REQUIRED ACTION:
Write the records out exactly as shown. No pictures.

PROVIDED RECORDS:

Content starts

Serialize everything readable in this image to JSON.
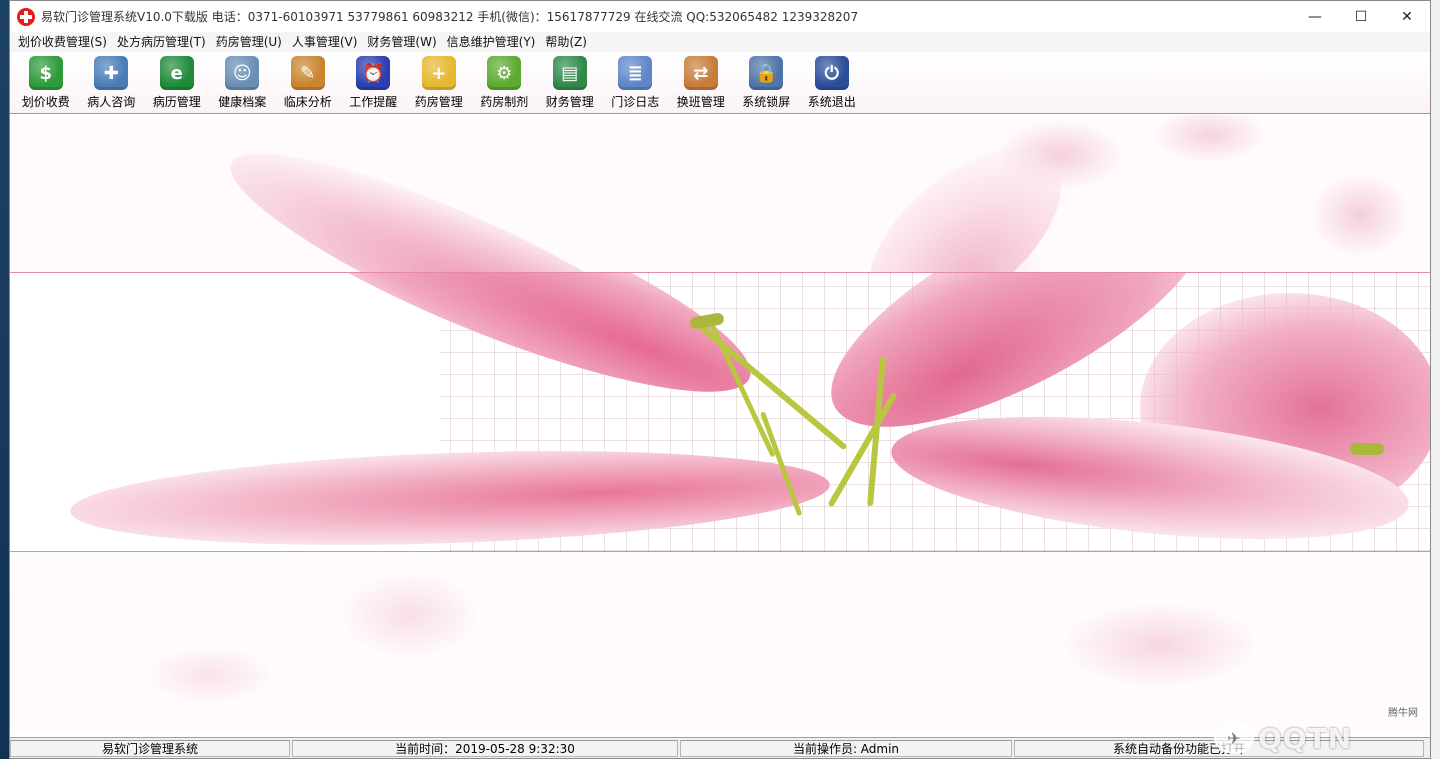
{
  "window": {
    "title": "易软门诊管理系统V10.0下载版  电话：0371-60103971 53779861 60983212 手机(微信)：15617877729  在线交流 QQ:532065482 1239328207",
    "minimize_glyph": "—",
    "maximize_glyph": "☐",
    "close_glyph": "✕"
  },
  "menu": [
    {
      "label": "划价收费管理(S)"
    },
    {
      "label": "处方病历管理(T)"
    },
    {
      "label": "药房管理(U)"
    },
    {
      "label": "人事管理(V)"
    },
    {
      "label": "财务管理(W)"
    },
    {
      "label": "信息维护管理(Y)"
    },
    {
      "label": "帮助(Z)"
    }
  ],
  "toolbar": [
    {
      "label": "划价收费",
      "icon": "money-calculator-icon",
      "color": "#2e9a3a",
      "glyph": "$"
    },
    {
      "label": "病人咨询",
      "icon": "doctor-icon",
      "color": "#4a7db8",
      "glyph": "✚"
    },
    {
      "label": "病历管理",
      "icon": "green-book-icon",
      "color": "#1f8a3a",
      "glyph": "e"
    },
    {
      "label": "健康档案",
      "icon": "person-file-icon",
      "color": "#6a8fb5",
      "glyph": "☺"
    },
    {
      "label": "临床分析",
      "icon": "clipboard-icon",
      "color": "#c9852f",
      "glyph": "✎"
    },
    {
      "label": "工作提醒",
      "icon": "alarm-clock-icon",
      "color": "#2b3fb0",
      "glyph": "⏰"
    },
    {
      "label": "药房管理",
      "icon": "folder-add-icon",
      "color": "#e6b830",
      "glyph": "+"
    },
    {
      "label": "药房制剂",
      "icon": "gear-icon",
      "color": "#5caa2f",
      "glyph": "⚙"
    },
    {
      "label": "财务管理",
      "icon": "green-ledger-icon",
      "color": "#2f8a4a",
      "glyph": "▤"
    },
    {
      "label": "门诊日志",
      "icon": "documents-icon",
      "color": "#5f86c8",
      "glyph": "≣"
    },
    {
      "label": "换班管理",
      "icon": "handshake-icon",
      "color": "#c77d3a",
      "glyph": "⇄"
    },
    {
      "label": "系统锁屏",
      "icon": "user-lock-icon",
      "color": "#4f74a8",
      "glyph": "🔒"
    },
    {
      "label": "系统退出",
      "icon": "power-icon",
      "color": "#2c4f9a",
      "glyph": "⏻"
    }
  ],
  "status": {
    "app_name": "易软门诊管理系统",
    "time": "当前时间：2019-05-28 9:32:30",
    "operator": "当前操作员: Admin",
    "backup": "系统自动备份功能已打开"
  },
  "watermark": {
    "site": "腾牛网",
    "text": "QQTN"
  }
}
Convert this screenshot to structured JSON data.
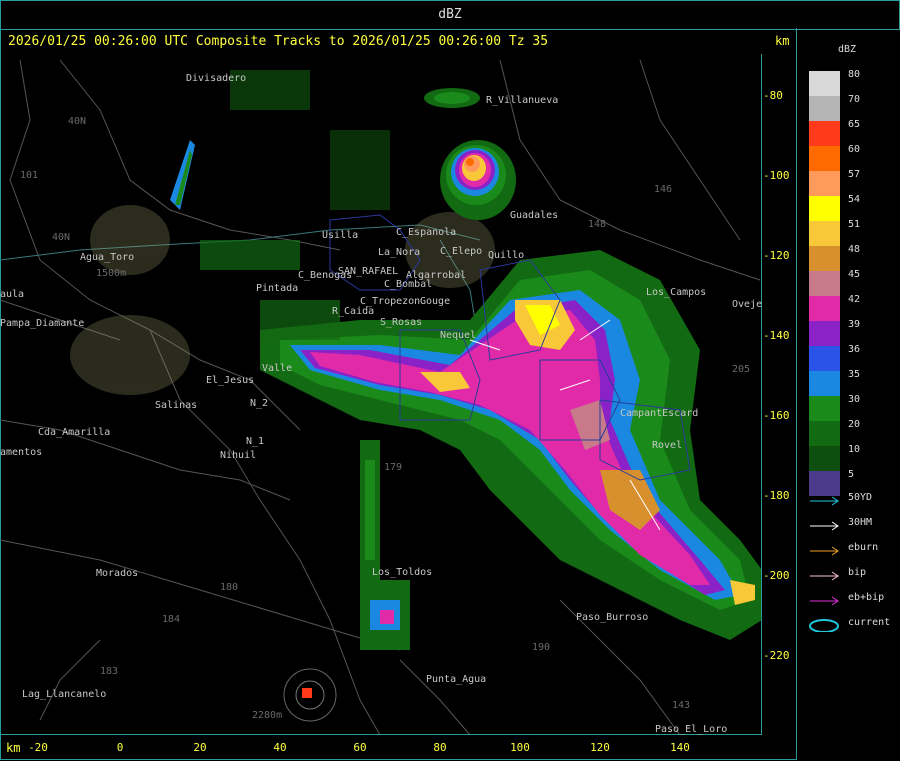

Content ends

OUTPUT FOR THIS EXERCISE:
Serialize everything readable in this image to JSON.
{
  "window": {
    "title": "易软门诊管理系统V10.0下载版  电话：0371-60103971 53779861 60983212 手机(微信)：15617877729  在线交流 QQ:532065482 1239328207",
    "minimize_glyph": "—",
    "maximize_glyph": "☐",
    "close_glyph": "✕"
  },
  "menu": [
    {
      "label": "划价收费管理(S)"
    },
    {
      "label": "处方病历管理(T)"
    },
    {
      "label": "药房管理(U)"
    },
    {
      "label": "人事管理(V)"
    },
    {
      "label": "财务管理(W)"
    },
    {
      "label": "信息维护管理(Y)"
    },
    {
      "label": "帮助(Z)"
    }
  ],
  "toolbar": [
    {
      "label": "划价收费",
      "icon": "money-calculator-icon",
      "color": "#2e9a3a",
      "glyph": "$"
    },
    {
      "label": "病人咨询",
      "icon": "doctor-icon",
      "color": "#4a7db8",
      "glyph": "✚"
    },
    {
      "label": "病历管理",
      "icon": "green-book-icon",
      "color": "#1f8a3a",
      "glyph": "e"
    },
    {
      "label": "健康档案",
      "icon": "person-file-icon",
      "color": "#6a8fb5",
      "glyph": "☺"
    },
    {
      "label": "临床分析",
      "icon": "clipboard-icon",
      "color": "#c9852f",
      "glyph": "✎"
    },
    {
      "label": "工作提醒",
      "icon": "alarm-clock-icon",
      "color": "#2b3fb0",
      "glyph": "⏰"
    },
    {
      "label": "药房管理",
      "icon": "folder-add-icon",
      "color": "#e6b830",
      "glyph": "+"
    },
    {
      "label": "药房制剂",
      "icon": "gear-icon",
      "color": "#5caa2f",
      "glyph": "⚙"
    },
    {
      "label": "财务管理",
      "icon": "green-ledger-icon",
      "color": "#2f8a4a",
      "glyph": "▤"
    },
    {
      "label": "门诊日志",
      "icon": "documents-icon",
      "color": "#5f86c8",
      "glyph": "≣"
    },
    {
      "label": "换班管理",
      "icon": "handshake-icon",
      "color": "#c77d3a",
      "glyph": "⇄"
    },
    {
      "label": "系统锁屏",
      "icon": "user-lock-icon",
      "color": "#4f74a8",
      "glyph": "🔒"
    },
    {
      "label": "系统退出",
      "icon": "power-icon",
      "color": "#2c4f9a",
      "glyph": "⏻"
    }
  ],
  "status": {
    "app_name": "易软门诊管理系统",
    "time": "当前时间：2019-05-28 9:32:30",
    "operator": "当前操作员: Admin",
    "backup": "系统自动备份功能已打开"
  },
  "watermark": {
    "site": "腾牛网",
    "text": "QQTN"
  }
}
Convert this screenshot to structured JSON data.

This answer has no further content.